- [WHAT THE TASK REQUIRES]: Each record must appear in the answer exactly as it does in the data.

[Excerpts from an interface dataset]
########

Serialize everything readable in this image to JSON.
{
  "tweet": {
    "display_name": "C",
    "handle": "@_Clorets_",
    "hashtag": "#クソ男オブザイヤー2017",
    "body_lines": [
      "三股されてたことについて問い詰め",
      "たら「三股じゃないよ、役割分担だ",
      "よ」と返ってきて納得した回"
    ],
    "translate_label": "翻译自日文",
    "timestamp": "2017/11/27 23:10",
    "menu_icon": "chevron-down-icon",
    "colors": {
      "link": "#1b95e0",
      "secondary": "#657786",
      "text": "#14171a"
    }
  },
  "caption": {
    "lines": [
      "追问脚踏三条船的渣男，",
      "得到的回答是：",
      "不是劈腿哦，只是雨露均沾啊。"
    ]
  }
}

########

- [SOLUTION TO THIS EXERCISE]:
Serialize everything readable in this image to JSON.
{
  "tweet": {
    "display_name": "C",
    "handle": "@_Clorets_",
    "hashtag": "#クソ男オブザイヤー2017",
    "body_lines": [
      "三股されてたことについて問い詰め",
      "たら「三股じゃないよ、役割分担だ",
      "よ」と返ってきて納得した回"
    ],
    "translate_label": "翻译自日文",
    "timestamp": "2017/11/27 23:10",
    "menu_icon": "chevron-down-icon",
    "colors": {
      "link": "#1b95e0",
      "secondary": "#657786",
      "text": "#14171a"
    }
  },
  "caption": {
    "lines": [
      "追问脚踏三条船的渣男，",
      "得到的回答是：",
      "不是劈腿哦，只是雨露均沾啊。"
    ]
  }
}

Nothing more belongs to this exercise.